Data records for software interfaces
[Start of Attachment]

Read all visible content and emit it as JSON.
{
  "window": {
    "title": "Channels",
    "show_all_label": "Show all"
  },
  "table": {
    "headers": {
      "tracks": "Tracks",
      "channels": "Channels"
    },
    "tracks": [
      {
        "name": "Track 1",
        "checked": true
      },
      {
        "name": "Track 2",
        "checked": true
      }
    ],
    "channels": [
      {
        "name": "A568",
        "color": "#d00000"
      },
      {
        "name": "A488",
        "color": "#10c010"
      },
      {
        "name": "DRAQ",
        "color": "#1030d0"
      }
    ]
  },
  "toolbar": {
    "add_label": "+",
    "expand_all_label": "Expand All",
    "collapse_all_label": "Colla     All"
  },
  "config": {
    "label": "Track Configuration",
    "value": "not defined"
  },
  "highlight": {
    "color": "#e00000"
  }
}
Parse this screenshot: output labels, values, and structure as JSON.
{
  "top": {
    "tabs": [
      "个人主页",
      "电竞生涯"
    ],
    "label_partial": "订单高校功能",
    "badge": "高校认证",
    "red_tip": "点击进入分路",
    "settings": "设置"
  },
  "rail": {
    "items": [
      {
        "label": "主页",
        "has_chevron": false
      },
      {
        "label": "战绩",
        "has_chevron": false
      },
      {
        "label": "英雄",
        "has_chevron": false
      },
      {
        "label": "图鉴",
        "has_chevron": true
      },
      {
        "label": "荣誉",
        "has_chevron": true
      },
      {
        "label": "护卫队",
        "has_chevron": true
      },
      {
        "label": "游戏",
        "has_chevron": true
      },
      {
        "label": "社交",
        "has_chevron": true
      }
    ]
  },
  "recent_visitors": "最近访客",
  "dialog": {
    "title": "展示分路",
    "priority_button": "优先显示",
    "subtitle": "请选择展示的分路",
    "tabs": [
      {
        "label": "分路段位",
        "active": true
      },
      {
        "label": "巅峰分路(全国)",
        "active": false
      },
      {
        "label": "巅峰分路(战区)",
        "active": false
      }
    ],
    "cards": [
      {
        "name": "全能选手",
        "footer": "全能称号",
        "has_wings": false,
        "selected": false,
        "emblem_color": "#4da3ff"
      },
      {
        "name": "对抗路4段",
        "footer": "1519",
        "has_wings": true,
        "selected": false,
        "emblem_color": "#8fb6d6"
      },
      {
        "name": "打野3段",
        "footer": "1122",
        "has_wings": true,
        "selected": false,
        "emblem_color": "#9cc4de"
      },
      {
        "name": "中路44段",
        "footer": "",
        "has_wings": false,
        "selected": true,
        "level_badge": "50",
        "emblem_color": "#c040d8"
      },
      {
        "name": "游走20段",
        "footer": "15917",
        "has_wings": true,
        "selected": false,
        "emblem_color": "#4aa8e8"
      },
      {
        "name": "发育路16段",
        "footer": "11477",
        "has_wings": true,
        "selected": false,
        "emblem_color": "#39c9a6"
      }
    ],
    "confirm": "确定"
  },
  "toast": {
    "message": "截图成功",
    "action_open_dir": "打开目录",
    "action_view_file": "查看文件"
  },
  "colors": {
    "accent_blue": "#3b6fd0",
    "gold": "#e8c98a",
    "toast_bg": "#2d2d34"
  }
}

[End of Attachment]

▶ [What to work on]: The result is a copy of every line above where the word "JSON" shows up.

▶ [Result for this task]:
Read all visible content and emit it as JSON.
Parse this screenshot: output labels, values, and structure as JSON.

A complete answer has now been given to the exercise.